§ TASK OBJECTIVE
From the entries below, report how many lines contain the string "macros". Only the number is wanted.

Component data from apps and pages:
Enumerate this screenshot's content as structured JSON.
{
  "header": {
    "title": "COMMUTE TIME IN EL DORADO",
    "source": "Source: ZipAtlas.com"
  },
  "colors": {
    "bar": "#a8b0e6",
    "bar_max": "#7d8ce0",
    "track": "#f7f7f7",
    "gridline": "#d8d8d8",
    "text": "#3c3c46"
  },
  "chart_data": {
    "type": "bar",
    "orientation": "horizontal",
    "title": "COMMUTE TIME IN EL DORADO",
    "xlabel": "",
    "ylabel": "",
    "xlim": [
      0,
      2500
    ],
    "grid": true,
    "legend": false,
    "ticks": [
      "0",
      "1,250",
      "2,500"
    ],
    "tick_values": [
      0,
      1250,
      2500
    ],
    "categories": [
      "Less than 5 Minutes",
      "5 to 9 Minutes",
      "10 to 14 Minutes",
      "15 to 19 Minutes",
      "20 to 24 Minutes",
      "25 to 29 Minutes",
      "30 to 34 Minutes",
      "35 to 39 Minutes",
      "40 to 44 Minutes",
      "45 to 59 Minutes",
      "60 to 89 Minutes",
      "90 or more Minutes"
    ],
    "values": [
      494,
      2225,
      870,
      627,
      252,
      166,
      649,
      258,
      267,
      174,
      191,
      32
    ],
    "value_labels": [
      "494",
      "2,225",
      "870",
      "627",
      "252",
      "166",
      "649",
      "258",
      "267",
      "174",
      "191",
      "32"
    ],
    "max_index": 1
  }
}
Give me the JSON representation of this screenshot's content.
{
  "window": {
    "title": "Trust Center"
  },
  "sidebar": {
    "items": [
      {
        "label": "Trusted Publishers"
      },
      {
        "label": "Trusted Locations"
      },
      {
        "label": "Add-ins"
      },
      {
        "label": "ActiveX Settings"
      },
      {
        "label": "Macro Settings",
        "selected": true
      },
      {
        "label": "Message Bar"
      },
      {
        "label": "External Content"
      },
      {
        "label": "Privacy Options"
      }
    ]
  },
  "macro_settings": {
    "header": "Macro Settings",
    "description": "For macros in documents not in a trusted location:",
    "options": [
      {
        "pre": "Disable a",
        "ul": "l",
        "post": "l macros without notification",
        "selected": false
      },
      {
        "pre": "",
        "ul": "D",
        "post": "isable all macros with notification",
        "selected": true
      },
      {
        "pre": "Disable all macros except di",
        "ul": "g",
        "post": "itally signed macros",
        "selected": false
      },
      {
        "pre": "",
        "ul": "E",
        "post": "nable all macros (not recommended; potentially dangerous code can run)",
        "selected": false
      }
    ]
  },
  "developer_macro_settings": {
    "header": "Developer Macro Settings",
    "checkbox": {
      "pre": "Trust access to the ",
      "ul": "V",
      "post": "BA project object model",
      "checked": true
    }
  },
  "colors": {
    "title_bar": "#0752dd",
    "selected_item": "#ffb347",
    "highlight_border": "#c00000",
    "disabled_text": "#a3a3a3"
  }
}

§ WRITTEN RESPONSE
6